What to produce:
When a line in the records contains the string "text", copy that line.

##### Material shown #####

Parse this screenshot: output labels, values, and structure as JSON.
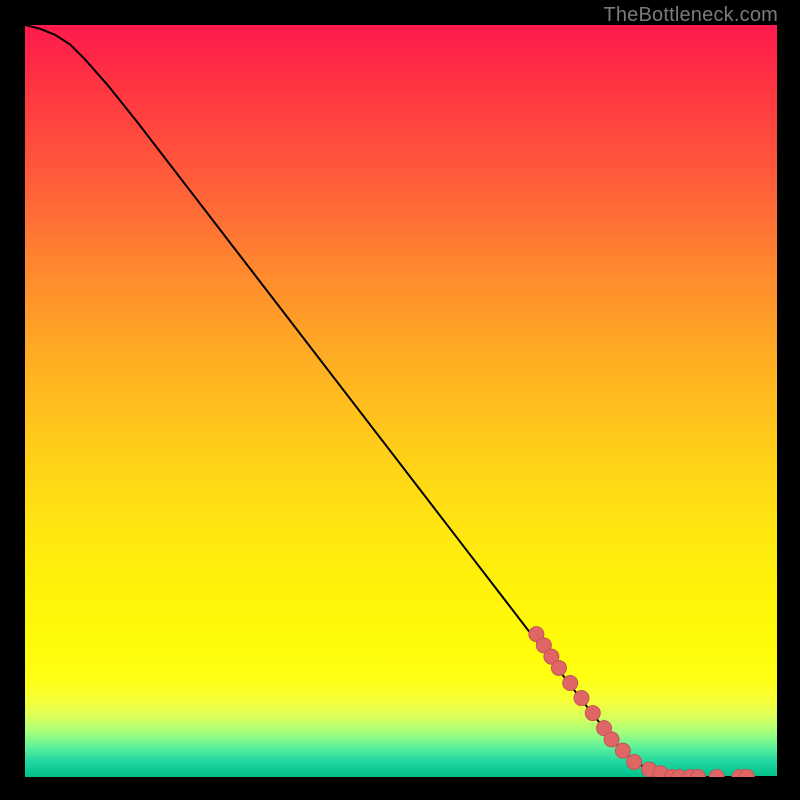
{
  "watermark": "TheBottleneck.com",
  "colors": {
    "background": "#000000",
    "curve_stroke": "#000000",
    "marker_fill": "#e06666",
    "marker_stroke": "#c15555",
    "watermark": "#7a7a7a"
  },
  "chart_data": {
    "type": "line",
    "title": "",
    "xlabel": "",
    "ylabel": "",
    "xlim": [
      0,
      100
    ],
    "ylim": [
      0,
      100
    ],
    "grid": false,
    "legend": false,
    "series": [
      {
        "name": "curve",
        "x": [
          0,
          2,
          4,
          6,
          8,
          11,
          15,
          20,
          25,
          30,
          35,
          40,
          45,
          50,
          55,
          60,
          65,
          70,
          75,
          78,
          80,
          82,
          85,
          88,
          92,
          96,
          100
        ],
        "y": [
          100,
          99.5,
          98.7,
          97.4,
          95.4,
          92,
          87,
          80.5,
          74,
          67.5,
          61,
          54.5,
          48,
          41.5,
          35,
          28.5,
          22,
          15.5,
          9,
          5.2,
          3,
          1.5,
          0.5,
          0,
          0,
          0,
          0
        ]
      }
    ],
    "markers": [
      {
        "x": 68,
        "y": 19
      },
      {
        "x": 69,
        "y": 17.5
      },
      {
        "x": 70,
        "y": 16
      },
      {
        "x": 71,
        "y": 14.5
      },
      {
        "x": 72.5,
        "y": 12.5
      },
      {
        "x": 74,
        "y": 10.5
      },
      {
        "x": 75.5,
        "y": 8.5
      },
      {
        "x": 77,
        "y": 6.5
      },
      {
        "x": 78,
        "y": 5
      },
      {
        "x": 79.5,
        "y": 3.5
      },
      {
        "x": 81,
        "y": 2
      },
      {
        "x": 83,
        "y": 1
      },
      {
        "x": 84.5,
        "y": 0.5
      },
      {
        "x": 86,
        "y": 0
      },
      {
        "x": 87,
        "y": 0
      },
      {
        "x": 88.5,
        "y": 0
      },
      {
        "x": 89.5,
        "y": 0
      },
      {
        "x": 92,
        "y": 0
      },
      {
        "x": 95,
        "y": 0
      },
      {
        "x": 96,
        "y": 0
      }
    ]
  }
}
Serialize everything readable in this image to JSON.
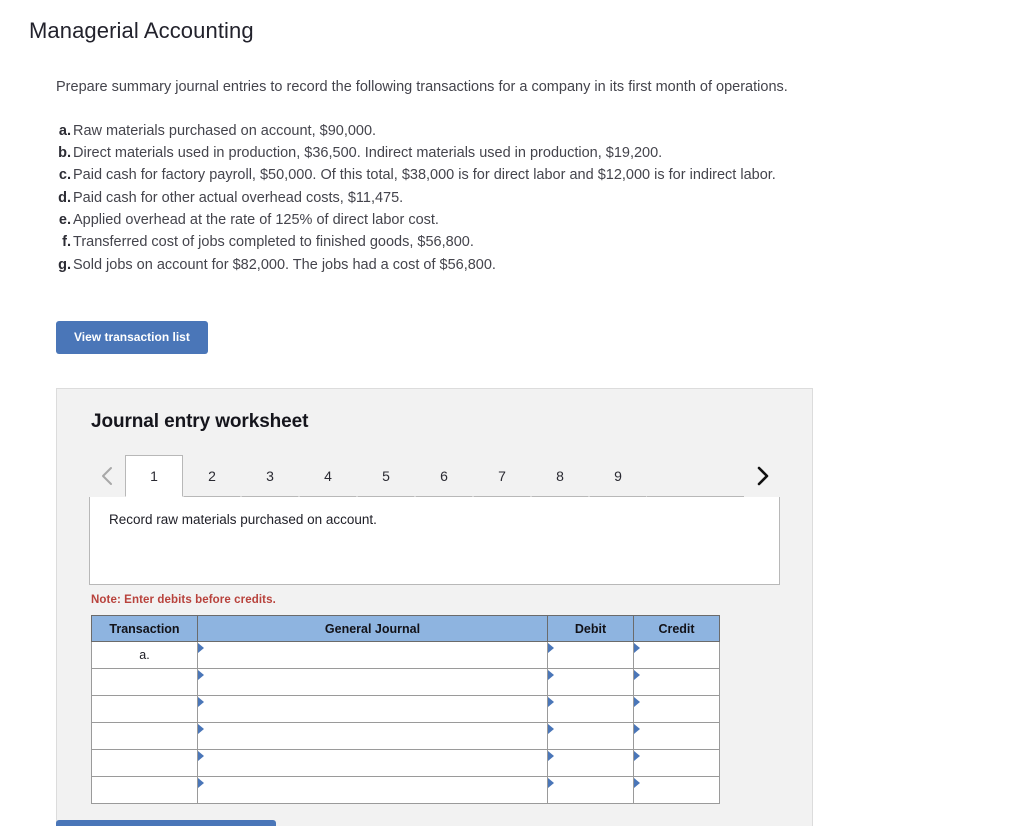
{
  "page": {
    "title": "Managerial Accounting"
  },
  "problem": {
    "lead": "Prepare summary journal entries to record the following transactions for a company in its first month of operations.",
    "items": [
      {
        "label": "a.",
        "text": "Raw materials purchased on account, $90,000."
      },
      {
        "label": "b.",
        "text": "Direct materials used in production, $36,500. Indirect materials used in production, $19,200."
      },
      {
        "label": "c.",
        "text": "Paid cash for factory payroll, $50,000. Of this total, $38,000 is for direct labor and $12,000 is for indirect labor."
      },
      {
        "label": "d.",
        "text": "Paid cash for other actual overhead costs, $11,475."
      },
      {
        "label": "e.",
        "text": "Applied overhead at the rate of 125% of direct labor cost."
      },
      {
        "label": "f.",
        "text": "Transferred cost of jobs completed to finished goods, $56,800."
      },
      {
        "label": "g.",
        "text": "Sold jobs on account for $82,000. The jobs had a cost of $56,800."
      }
    ]
  },
  "actions": {
    "view_transaction_list": "View transaction list"
  },
  "worksheet": {
    "title": "Journal entry worksheet",
    "prev_icon": "chevron-left-icon",
    "next_icon": "chevron-right-icon",
    "tabs": [
      {
        "label": "1",
        "active": true
      },
      {
        "label": "2",
        "active": false
      },
      {
        "label": "3",
        "active": false
      },
      {
        "label": "4",
        "active": false
      },
      {
        "label": "5",
        "active": false
      },
      {
        "label": "6",
        "active": false
      },
      {
        "label": "7",
        "active": false
      },
      {
        "label": "8",
        "active": false
      },
      {
        "label": "9",
        "active": false
      }
    ],
    "prompt": "Record raw materials purchased on account.",
    "note": "Note: Enter debits before credits.",
    "table": {
      "headers": [
        "Transaction",
        "General Journal",
        "Debit",
        "Credit"
      ],
      "rows": [
        {
          "transaction": "a.",
          "general_journal": "",
          "debit": "",
          "credit": ""
        },
        {
          "transaction": "",
          "general_journal": "",
          "debit": "",
          "credit": ""
        },
        {
          "transaction": "",
          "general_journal": "",
          "debit": "",
          "credit": ""
        },
        {
          "transaction": "",
          "general_journal": "",
          "debit": "",
          "credit": ""
        },
        {
          "transaction": "",
          "general_journal": "",
          "debit": "",
          "credit": ""
        },
        {
          "transaction": "",
          "general_journal": "",
          "debit": "",
          "credit": ""
        }
      ]
    }
  },
  "colors": {
    "accent_blue": "#4a76b8",
    "table_header_blue": "#8eb4e0",
    "note_red": "#b8423c",
    "panel_gray": "#f2f2f2"
  }
}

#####

Answer box:
        "text": "Raw materials purchased on account, $90,000."
        "text": "Direct materials used in production, $36,500. Indirect materials used in production, $19,200."
        "text": "Paid cash for factory payroll, $50,000. Of this total, $38,000 is for direct labor and $12,000 is for indirect labor."
        "text": "Paid cash for other actual overhead costs, $11,475."
        "text": "Applied overhead at the rate of 125% of direct labor cost."
        "text": "Transferred cost of jobs completed to finished goods, $56,800."
        "text": "Sold jobs on account for $82,000. The jobs had a cost of $56,800."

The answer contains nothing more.